• **EXERCISE DETAILS**
Tally the lines of the entries below that hold the word "content", and please give only the total.

• **Dataset rows describing interfaces**
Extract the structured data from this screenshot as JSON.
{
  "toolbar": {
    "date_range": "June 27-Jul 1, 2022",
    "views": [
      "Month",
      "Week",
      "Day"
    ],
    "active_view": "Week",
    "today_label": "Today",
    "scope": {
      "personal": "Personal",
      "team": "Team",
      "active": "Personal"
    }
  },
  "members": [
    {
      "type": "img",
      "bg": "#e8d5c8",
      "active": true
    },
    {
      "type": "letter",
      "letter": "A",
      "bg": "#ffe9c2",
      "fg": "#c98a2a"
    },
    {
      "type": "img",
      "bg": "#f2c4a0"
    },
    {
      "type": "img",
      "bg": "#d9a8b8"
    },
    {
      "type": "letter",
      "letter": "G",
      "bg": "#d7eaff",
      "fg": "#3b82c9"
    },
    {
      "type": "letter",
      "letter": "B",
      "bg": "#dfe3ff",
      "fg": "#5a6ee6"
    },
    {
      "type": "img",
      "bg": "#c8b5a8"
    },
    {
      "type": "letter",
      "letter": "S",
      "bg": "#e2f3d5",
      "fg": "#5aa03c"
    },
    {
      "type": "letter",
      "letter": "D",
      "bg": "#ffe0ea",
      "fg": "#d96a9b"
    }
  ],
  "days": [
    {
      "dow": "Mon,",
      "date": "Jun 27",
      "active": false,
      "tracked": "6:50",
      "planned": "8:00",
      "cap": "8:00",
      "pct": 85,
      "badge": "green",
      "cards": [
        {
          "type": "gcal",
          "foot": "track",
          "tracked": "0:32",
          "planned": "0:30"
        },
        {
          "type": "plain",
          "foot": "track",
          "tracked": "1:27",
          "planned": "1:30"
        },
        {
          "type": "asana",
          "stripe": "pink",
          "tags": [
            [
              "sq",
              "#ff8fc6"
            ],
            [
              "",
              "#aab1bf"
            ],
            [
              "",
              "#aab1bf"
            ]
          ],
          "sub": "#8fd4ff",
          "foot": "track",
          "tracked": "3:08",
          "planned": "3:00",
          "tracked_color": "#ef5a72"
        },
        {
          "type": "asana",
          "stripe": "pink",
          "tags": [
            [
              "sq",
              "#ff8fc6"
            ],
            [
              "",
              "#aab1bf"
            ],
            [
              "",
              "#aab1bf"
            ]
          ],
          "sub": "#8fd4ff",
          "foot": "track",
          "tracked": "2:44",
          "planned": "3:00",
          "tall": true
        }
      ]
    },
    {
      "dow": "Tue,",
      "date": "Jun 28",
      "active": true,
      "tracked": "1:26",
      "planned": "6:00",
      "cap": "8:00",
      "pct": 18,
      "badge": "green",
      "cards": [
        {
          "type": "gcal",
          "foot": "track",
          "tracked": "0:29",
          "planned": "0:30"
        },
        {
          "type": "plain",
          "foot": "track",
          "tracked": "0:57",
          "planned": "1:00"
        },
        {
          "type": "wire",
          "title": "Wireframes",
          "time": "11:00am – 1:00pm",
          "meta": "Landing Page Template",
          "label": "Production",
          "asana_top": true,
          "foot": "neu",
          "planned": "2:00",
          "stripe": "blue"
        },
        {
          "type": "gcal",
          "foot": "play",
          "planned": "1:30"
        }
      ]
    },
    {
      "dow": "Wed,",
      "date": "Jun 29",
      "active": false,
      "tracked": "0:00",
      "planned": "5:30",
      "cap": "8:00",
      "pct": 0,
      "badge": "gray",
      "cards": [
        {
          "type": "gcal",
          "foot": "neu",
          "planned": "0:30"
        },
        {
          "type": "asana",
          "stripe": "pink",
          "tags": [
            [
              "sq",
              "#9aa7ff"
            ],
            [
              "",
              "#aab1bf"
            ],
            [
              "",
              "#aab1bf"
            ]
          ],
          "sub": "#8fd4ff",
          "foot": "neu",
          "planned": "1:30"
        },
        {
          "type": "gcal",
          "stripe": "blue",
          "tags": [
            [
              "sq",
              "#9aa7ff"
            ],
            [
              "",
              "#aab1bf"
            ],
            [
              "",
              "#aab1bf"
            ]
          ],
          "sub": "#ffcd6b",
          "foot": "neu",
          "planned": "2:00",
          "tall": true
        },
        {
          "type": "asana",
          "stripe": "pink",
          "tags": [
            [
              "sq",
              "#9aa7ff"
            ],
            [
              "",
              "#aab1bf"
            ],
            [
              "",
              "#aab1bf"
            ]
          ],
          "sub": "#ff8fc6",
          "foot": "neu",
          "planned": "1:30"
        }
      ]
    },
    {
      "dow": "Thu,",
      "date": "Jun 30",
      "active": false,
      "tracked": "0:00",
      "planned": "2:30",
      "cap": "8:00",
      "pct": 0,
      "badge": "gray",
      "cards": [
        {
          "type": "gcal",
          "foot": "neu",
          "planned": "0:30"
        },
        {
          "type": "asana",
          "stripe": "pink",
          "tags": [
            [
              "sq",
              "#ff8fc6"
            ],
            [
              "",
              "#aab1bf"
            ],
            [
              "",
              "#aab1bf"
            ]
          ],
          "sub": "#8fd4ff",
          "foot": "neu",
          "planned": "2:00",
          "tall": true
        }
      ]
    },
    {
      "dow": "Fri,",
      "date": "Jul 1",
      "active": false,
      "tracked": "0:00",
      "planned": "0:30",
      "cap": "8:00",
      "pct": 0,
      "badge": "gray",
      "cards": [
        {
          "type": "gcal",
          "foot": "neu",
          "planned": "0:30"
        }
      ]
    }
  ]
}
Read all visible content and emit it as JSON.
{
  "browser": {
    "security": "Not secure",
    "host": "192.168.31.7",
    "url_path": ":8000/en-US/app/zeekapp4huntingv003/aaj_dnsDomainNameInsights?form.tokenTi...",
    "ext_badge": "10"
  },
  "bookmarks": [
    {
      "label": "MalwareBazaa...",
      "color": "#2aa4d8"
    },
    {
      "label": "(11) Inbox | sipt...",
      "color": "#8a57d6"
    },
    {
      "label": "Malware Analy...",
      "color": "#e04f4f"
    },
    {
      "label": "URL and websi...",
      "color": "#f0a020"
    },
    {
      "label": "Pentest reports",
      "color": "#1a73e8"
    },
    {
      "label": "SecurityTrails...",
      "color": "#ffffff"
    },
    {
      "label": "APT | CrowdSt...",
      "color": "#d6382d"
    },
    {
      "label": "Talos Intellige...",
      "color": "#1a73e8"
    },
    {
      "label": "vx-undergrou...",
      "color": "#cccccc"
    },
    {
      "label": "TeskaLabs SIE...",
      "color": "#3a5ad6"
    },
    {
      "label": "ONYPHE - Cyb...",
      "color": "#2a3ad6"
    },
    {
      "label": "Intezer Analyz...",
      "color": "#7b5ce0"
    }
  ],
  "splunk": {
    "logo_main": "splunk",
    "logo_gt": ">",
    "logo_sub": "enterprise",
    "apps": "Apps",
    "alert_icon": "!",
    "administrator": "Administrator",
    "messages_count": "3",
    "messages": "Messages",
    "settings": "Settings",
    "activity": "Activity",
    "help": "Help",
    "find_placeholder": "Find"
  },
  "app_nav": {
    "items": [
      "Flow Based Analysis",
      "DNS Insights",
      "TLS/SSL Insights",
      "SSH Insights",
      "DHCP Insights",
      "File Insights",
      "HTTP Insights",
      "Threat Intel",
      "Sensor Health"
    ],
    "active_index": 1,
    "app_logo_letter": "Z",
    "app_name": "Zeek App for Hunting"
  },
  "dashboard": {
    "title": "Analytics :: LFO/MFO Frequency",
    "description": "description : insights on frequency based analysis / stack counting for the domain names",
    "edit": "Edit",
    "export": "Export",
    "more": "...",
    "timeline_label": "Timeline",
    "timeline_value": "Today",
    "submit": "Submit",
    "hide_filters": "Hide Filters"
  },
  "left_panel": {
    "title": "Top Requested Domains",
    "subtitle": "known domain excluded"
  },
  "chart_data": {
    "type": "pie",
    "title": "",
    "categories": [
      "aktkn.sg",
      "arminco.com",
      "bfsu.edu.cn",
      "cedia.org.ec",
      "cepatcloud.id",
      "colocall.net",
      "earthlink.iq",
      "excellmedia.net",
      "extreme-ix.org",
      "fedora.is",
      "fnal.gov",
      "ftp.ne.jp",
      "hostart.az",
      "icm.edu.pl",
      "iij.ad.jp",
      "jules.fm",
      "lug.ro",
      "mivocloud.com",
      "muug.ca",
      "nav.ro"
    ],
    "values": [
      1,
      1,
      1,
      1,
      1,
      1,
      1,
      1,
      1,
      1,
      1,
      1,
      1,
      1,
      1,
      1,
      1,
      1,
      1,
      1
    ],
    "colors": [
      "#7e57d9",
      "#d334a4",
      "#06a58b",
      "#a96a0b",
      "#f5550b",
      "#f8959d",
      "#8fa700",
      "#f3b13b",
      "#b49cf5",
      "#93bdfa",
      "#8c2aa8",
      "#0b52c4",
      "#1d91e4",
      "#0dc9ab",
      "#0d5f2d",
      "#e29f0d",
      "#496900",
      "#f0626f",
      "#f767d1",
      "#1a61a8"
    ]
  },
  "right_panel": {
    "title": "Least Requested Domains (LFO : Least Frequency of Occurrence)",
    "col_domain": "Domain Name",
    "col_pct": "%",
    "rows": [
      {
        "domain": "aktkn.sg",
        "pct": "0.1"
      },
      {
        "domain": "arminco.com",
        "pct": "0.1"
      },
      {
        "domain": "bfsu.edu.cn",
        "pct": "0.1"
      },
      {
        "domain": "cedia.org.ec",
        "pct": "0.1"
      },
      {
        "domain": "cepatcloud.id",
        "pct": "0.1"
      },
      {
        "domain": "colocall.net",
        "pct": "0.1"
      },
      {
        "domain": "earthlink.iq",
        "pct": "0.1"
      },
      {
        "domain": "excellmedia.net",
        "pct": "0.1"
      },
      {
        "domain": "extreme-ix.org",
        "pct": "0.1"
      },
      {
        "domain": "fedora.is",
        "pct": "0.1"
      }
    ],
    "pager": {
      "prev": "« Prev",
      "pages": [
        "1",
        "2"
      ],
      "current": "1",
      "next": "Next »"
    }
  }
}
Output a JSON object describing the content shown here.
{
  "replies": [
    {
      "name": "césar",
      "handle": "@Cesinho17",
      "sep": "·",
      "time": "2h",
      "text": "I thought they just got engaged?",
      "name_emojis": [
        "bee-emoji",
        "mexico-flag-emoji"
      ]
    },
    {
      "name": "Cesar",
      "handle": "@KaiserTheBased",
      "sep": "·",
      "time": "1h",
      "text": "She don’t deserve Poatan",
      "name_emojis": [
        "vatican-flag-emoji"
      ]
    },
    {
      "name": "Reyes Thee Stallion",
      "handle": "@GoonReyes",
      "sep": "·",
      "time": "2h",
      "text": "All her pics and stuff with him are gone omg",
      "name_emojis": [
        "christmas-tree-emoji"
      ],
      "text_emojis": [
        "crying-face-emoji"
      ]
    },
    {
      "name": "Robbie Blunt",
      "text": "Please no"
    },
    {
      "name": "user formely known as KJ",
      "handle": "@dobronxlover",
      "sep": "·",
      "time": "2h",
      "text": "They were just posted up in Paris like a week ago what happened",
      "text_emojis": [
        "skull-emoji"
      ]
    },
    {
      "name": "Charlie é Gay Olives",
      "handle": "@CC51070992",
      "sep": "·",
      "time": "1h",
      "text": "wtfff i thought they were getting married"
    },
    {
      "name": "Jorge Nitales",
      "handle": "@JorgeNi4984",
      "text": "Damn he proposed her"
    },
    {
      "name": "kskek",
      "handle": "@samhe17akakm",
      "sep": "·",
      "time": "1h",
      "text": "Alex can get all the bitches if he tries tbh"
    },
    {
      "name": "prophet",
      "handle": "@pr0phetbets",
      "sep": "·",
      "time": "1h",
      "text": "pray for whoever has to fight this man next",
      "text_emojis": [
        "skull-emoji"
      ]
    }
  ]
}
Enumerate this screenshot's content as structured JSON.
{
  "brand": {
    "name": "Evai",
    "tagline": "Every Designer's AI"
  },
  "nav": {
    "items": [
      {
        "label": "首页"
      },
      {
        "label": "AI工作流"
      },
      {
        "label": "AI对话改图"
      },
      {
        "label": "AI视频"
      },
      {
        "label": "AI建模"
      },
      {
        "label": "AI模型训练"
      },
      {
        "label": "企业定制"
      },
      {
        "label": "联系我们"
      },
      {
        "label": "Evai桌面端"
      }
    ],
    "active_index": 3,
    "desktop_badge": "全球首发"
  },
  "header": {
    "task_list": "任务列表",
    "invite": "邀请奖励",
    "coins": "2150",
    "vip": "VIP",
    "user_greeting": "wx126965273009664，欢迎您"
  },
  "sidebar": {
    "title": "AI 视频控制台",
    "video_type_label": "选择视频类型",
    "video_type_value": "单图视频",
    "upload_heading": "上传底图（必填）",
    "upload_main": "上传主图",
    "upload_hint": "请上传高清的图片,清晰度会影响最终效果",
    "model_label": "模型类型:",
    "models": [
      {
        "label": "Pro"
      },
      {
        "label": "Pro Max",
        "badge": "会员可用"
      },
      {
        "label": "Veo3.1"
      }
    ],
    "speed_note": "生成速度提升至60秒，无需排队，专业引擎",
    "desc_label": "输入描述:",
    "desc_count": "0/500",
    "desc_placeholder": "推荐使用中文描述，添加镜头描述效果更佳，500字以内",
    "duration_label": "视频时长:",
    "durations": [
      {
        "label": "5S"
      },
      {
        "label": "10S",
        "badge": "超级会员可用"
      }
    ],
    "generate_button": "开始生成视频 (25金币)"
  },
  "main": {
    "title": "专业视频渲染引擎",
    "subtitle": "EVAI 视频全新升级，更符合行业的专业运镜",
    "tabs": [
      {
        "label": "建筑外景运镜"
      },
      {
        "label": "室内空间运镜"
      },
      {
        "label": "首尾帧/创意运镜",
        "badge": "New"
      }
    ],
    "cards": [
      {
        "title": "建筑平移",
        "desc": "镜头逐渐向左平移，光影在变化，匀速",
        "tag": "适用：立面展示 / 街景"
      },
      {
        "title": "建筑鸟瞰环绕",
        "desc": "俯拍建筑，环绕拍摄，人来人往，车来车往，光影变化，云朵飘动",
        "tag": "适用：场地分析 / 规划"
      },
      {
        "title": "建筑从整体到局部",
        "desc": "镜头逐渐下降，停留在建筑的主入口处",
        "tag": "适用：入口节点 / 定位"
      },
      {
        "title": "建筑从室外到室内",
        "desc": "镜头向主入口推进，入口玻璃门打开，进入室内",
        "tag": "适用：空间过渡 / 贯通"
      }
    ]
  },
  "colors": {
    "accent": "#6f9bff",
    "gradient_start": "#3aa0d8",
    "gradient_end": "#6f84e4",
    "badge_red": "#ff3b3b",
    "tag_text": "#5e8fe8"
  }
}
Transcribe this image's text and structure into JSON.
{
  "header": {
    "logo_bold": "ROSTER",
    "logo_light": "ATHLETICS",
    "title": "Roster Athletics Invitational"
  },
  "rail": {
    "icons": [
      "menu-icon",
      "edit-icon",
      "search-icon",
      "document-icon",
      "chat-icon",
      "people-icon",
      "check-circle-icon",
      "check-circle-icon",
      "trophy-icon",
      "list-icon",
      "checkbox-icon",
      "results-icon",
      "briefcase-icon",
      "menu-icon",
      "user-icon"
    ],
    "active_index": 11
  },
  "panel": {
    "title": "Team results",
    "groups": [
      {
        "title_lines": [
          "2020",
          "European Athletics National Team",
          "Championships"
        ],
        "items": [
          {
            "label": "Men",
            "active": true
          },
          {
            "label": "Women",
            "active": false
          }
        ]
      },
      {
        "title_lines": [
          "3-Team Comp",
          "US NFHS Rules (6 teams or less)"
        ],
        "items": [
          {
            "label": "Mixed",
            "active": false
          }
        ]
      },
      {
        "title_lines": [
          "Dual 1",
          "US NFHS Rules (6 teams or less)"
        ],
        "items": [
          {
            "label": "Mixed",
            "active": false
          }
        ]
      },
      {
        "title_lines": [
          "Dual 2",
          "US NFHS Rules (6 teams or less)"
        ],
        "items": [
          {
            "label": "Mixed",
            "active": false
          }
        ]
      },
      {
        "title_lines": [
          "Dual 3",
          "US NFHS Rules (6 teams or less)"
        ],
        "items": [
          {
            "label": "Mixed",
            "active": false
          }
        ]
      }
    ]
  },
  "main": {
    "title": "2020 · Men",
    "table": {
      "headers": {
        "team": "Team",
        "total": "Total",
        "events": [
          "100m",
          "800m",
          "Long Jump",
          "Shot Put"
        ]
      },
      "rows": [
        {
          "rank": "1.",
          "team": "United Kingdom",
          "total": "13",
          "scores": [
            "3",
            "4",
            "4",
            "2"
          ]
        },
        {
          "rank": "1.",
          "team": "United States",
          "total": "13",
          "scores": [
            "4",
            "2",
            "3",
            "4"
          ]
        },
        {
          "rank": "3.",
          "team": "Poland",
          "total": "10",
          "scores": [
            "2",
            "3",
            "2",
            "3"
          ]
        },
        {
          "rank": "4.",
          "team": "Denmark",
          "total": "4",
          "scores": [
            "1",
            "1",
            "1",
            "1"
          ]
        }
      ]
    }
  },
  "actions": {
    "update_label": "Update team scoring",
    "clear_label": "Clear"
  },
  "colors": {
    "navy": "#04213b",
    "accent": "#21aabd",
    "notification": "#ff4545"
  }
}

• **FINISHED EXERCISE**
3